National Priorities Partnership. Washington, DC: National Quality Forum; 2008. ISBN: 1933875194.
This report resulted from a consensus program involving 28 national organizations that sought to outline goals for improving the US health care system and share examples of such efforts in patient safety and other identified areas.
Freyer FJ. Providence Journal. September 20, 2008.
This story reports on an incident involving wrong-side surgery and describes how the hospital responded to the event.
Herper M, Lindner M. Forbes. August 25, 2008.
This article discusses common medical complications and care failures, and provides an annotated picture gallery of several hospital complications and how they can be prevented.

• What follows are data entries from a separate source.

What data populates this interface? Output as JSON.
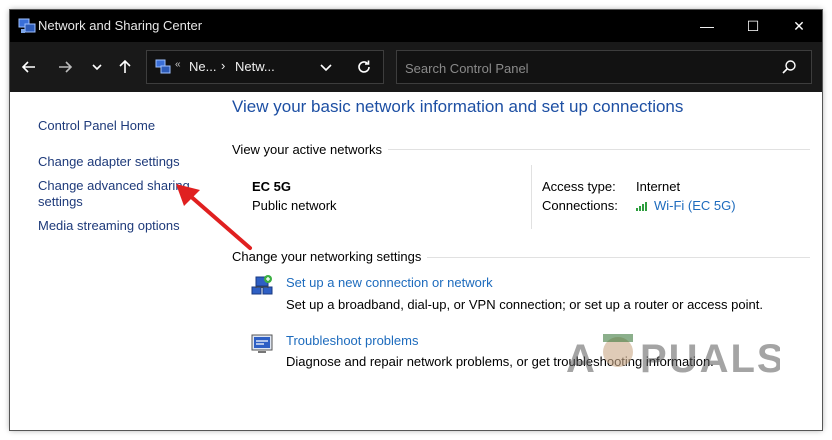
{
  "window": {
    "title": "Network and Sharing Center",
    "controls": {
      "minimize": "—",
      "maximize": "☐",
      "close": "✕"
    }
  },
  "navigation": {
    "back_icon": "arrow-left-icon",
    "forward_icon": "arrow-right-icon",
    "recent_icon": "chevron-down-icon",
    "up_icon": "arrow-up-icon",
    "address": {
      "icon": "network-folder-icon",
      "separator": "«",
      "crumbs": [
        "Ne...",
        "Netw..."
      ],
      "crumb_separator": "›"
    },
    "refresh_icon": "refresh-icon"
  },
  "search": {
    "placeholder": "Search Control Panel",
    "value": "",
    "icon": "search-icon"
  },
  "sidebar": {
    "items": [
      {
        "label": "Control Panel Home"
      },
      {
        "label": "Change adapter settings"
      },
      {
        "label_line1": "Change advanced sharing",
        "label_line2": "settings"
      },
      {
        "label": "Media streaming options"
      }
    ]
  },
  "main": {
    "title": "View your basic network information and set up connections",
    "active_networks": {
      "heading": "View your active networks",
      "network_name": "EC 5G",
      "network_category": "Public network",
      "access_type_label": "Access type:",
      "access_type_value": "Internet",
      "connections_label": "Connections:",
      "connections_value": "Wi-Fi (EC 5G)"
    },
    "networking_settings": {
      "heading": "Change your networking settings",
      "tasks": [
        {
          "icon": "new-connection-icon",
          "link": "Set up a new connection or network",
          "description": "Set up a broadband, dial-up, or VPN connection; or set up a router or access point."
        },
        {
          "icon": "troubleshoot-icon",
          "link": "Troubleshoot problems",
          "description": "Diagnose and repair network problems, or get troubleshooting information."
        }
      ]
    }
  },
  "watermark": {
    "text": "APPUALS"
  },
  "colors": {
    "titlebar": "#000000",
    "navbar": "#191919",
    "link": "#1d6bbd",
    "sidebar_link": "#1e3a7a",
    "title_blue": "#1d4fa3",
    "annotation_red": "#e02020"
  }
}
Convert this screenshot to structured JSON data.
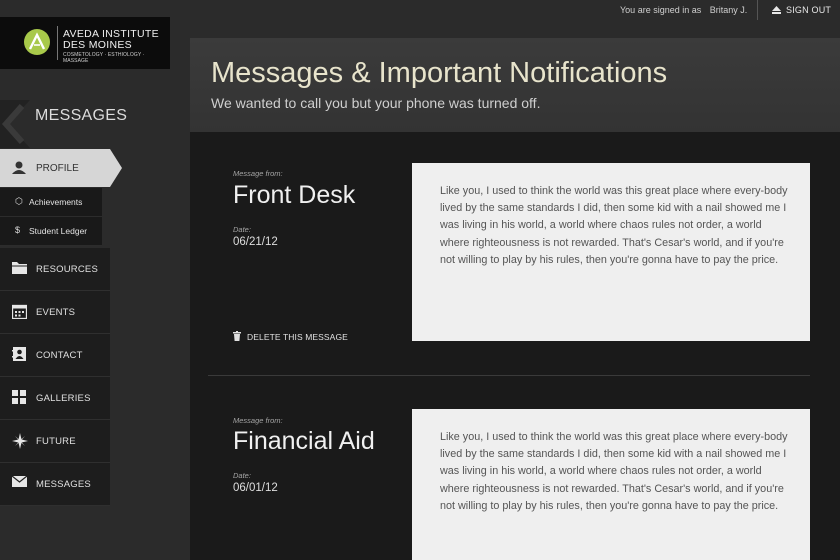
{
  "topbar": {
    "signed_in_text": "You are signed in as",
    "user": "Britany J.",
    "signout": "SIGN OUT"
  },
  "logo": {
    "line1": "AVEDA INSTITUTE",
    "line2": "DES MOINES",
    "line3": "COSMETOLOGY · ESTHIOLOGY · MASSAGE",
    "brand_color": "#a8c94a"
  },
  "section": {
    "title": "MESSAGES"
  },
  "sidebar": {
    "profile": {
      "label": "PROFILE",
      "icon": "user-icon"
    },
    "subitems": [
      {
        "label": "Achievements",
        "icon": "hexagon-icon"
      },
      {
        "label": "Student Ledger",
        "icon": "dollar-icon"
      }
    ],
    "items": [
      {
        "label": "RESOURCES",
        "icon": "folder-icon"
      },
      {
        "label": "EVENTS",
        "icon": "calendar-icon"
      },
      {
        "label": "CONTACT",
        "icon": "contact-card-icon"
      },
      {
        "label": "GALLERIES",
        "icon": "grid-icon"
      },
      {
        "label": "FUTURE",
        "icon": "compass-icon"
      },
      {
        "label": "MESSAGES",
        "icon": "envelope-icon"
      }
    ]
  },
  "header": {
    "title": "Messages & Important Notifications",
    "subtitle": "We wanted to call you but your phone was turned off."
  },
  "messages": [
    {
      "from_label": "Message from:",
      "from": "Front Desk",
      "date_label": "Date:",
      "date": "06/21/12",
      "delete_label": "DELETE THIS MESSAGE",
      "body": "Like you, I used to think the world was this great place where every-body lived by the same standards I did, then some kid with a nail showed me I was living in his world, a world where chaos rules not order, a world where righteousness is not rewarded. That's Cesar's world, and if you're not willing to play by his rules, then you're gonna have to pay the price."
    },
    {
      "from_label": "Message from:",
      "from": "Financial Aid",
      "date_label": "Date:",
      "date": "06/01/12",
      "body": "Like you, I used to think the world was this great place where every-body lived by the same standards I did, then some kid with a nail showed me I was living in his world, a world where chaos rules not order, a world where righteousness is not rewarded. That's Cesar's world, and if you're not willing to play by his rules, then you're gonna have to pay the price."
    }
  ]
}
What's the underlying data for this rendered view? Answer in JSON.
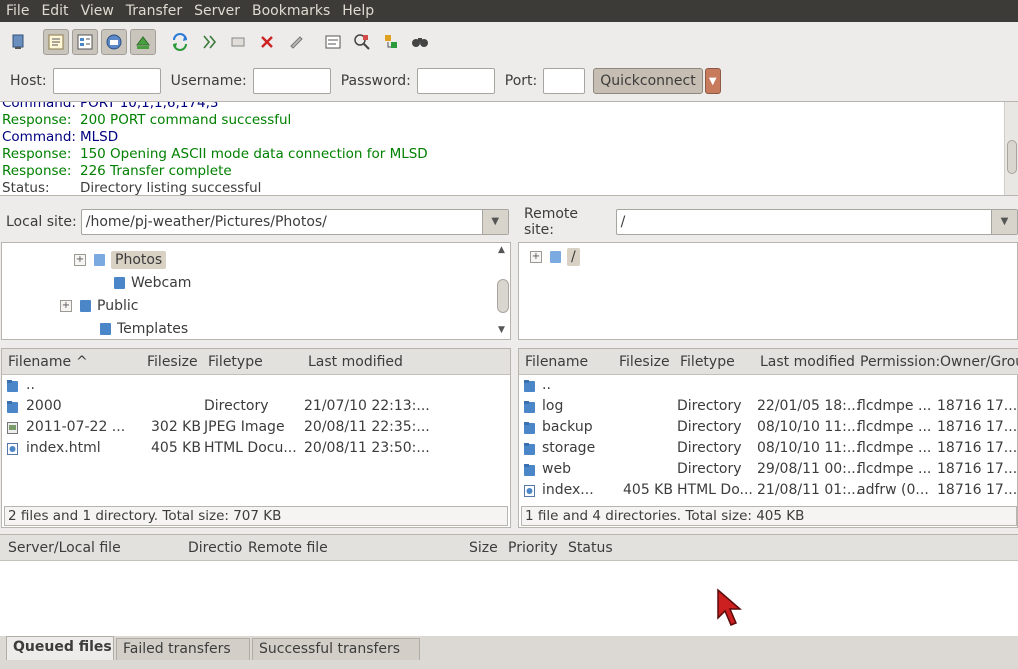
{
  "menubar": [
    "File",
    "Edit",
    "View",
    "Transfer",
    "Server",
    "Bookmarks",
    "Help"
  ],
  "toolbar": {
    "icons": [
      "site-manager-icon",
      "toggle-log-icon",
      "toggle-local-tree-icon",
      "toggle-remote-tree-icon",
      "toggle-queue-icon",
      "refresh-icon",
      "process-queue-icon",
      "cancel-icon",
      "disconnect-icon",
      "reconnect-icon",
      "filter-icon",
      "compare-icon",
      "sync-browse-icon",
      "search-icon"
    ]
  },
  "quickconnect": {
    "host_label": "Host:",
    "host_value": "",
    "username_label": "Username:",
    "username_value": "",
    "password_label": "Password:",
    "password_value": "",
    "port_label": "Port:",
    "port_value": "",
    "button_label": "Quickconnect"
  },
  "log": [
    {
      "label": "Command:",
      "text": "PORT 10,1,1,6,174,3",
      "kind": "cmd"
    },
    {
      "label": "Response:",
      "text": "200 PORT command successful",
      "kind": "resp"
    },
    {
      "label": "Command:",
      "text": "MLSD",
      "kind": "cmd"
    },
    {
      "label": "Response:",
      "text": "150 Opening ASCII mode data connection for MLSD",
      "kind": "resp"
    },
    {
      "label": "Response:",
      "text": "226 Transfer complete",
      "kind": "resp"
    },
    {
      "label": "Status:",
      "text": "Directory listing successful",
      "kind": "status"
    }
  ],
  "local": {
    "site_label": "Local site:",
    "path": "/home/pj-weather/Pictures/Photos/",
    "tree": [
      {
        "name": "Photos",
        "expander": "+",
        "selected": true
      },
      {
        "name": "Webcam",
        "expander": "",
        "selected": false
      },
      {
        "name": "Public",
        "expander": "+",
        "selected": false
      },
      {
        "name": "Templates",
        "expander": "",
        "selected": false
      }
    ],
    "columns": [
      "Filename",
      "Filesize",
      "Filetype",
      "Last modified"
    ],
    "sort_indicator": "^",
    "files": [
      {
        "name": "..",
        "size": "",
        "type": "",
        "modified": "",
        "icon": "folder"
      },
      {
        "name": "2000",
        "size": "",
        "type": "Directory",
        "modified": "21/07/10 22:13:...",
        "icon": "folder"
      },
      {
        "name": "2011-07-22 ...",
        "size": "302 KB",
        "type": "JPEG Image",
        "modified": "20/08/11 22:35:...",
        "icon": "image"
      },
      {
        "name": "index.html",
        "size": "405 KB",
        "type": "HTML Docu...",
        "modified": "20/08/11 23:50:...",
        "icon": "html"
      }
    ],
    "status": "2 files and 1 directory. Total size: 707 KB"
  },
  "remote": {
    "site_label": "Remote site:",
    "path": "/",
    "tree": [
      {
        "name": "/",
        "expander": "+",
        "selected": true
      }
    ],
    "columns": [
      "Filename",
      "Filesize",
      "Filetype",
      "Last modified",
      "Permission:",
      "Owner/Grou"
    ],
    "files": [
      {
        "name": "..",
        "size": "",
        "type": "",
        "modified": "",
        "perm": "",
        "owner": "",
        "icon": "folder"
      },
      {
        "name": "log",
        "size": "",
        "type": "Directory",
        "modified": "22/01/05 18:...",
        "perm": "flcdmpe ...",
        "owner": "18716 17...",
        "icon": "folder"
      },
      {
        "name": "backup",
        "size": "",
        "type": "Directory",
        "modified": "08/10/10 11:...",
        "perm": "flcdmpe ...",
        "owner": "18716 17...",
        "icon": "folder"
      },
      {
        "name": "storage",
        "size": "",
        "type": "Directory",
        "modified": "08/10/10 11:...",
        "perm": "flcdmpe ...",
        "owner": "18716 17...",
        "icon": "folder"
      },
      {
        "name": "web",
        "size": "",
        "type": "Directory",
        "modified": "29/08/11 00:...",
        "perm": "flcdmpe ...",
        "owner": "18716 17...",
        "icon": "folder"
      },
      {
        "name": "index...",
        "size": "405 KB",
        "type": "HTML Do...",
        "modified": "21/08/11 01:...",
        "perm": "adfrw (0...",
        "owner": "18716 17...",
        "icon": "html"
      }
    ],
    "status": "1 file and 4 directories. Total size: 405 KB"
  },
  "queue": {
    "columns": [
      "Server/Local file",
      "Directio",
      "Remote file",
      "Size",
      "Priority",
      "Status"
    ]
  },
  "tabs": [
    "Queued files",
    "Failed transfers",
    "Successful transfers"
  ],
  "colors": {
    "menubar_bg": "#3c3b37",
    "command": "#000080",
    "response": "#008000",
    "folder": "#4a86c8",
    "cursor": "#cc1f1f"
  }
}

Smith S. Boston Globe. July 30, 2008;Metro section:1A.
This article reports on the incidence of wrong site surgeries in Massachusetts and describes complex factors that may contribute to such errors occurring in spinal surgery.
Associated Press. MSNBC. November 27, 2007.
This news article reports repeated incidents of wrong-side surgery at the same facility, and state and hospital reactions to the errors.
East Perth, WA, Australia: Department of Health of Western Australia; 2006.
This report shares the 2005-2006 results of Western Australia's sentinel event reporting program and documents a reduction in two types of events: wrong site/wrong part surgeries and retained foreign objects.
Bernhard B. The Orange County Register. April 19, 2006.
This article reports on an Anaheim anesthesiologist's pre-surgery checklist, inspired by similar checklists used in the aviation industry.
Journal Article > Study
Waterman AD, Gallagher TH, Garbutt J, Waterman BM, Fraser V, Burroughs TE. J Gen Intern Med. 2006;21:367-370.
This AHRQ–funded study used more than 2000 telephone interviews with recently discharged patients to demonstrate that patients who are most comfortable with error prevention were more likely to take specific action compared to those who are less comfortable. The authors report that although the majority of patients expressed comfort in asking questions about medications and general medical questions, far fewer actively engaged in marking their incision site or asking about handwashing. A past study discussed how to improve patients' perceptions of safety in hospitals, including educational interventions that might empower patients to take greater preventive action, as outlined in this study.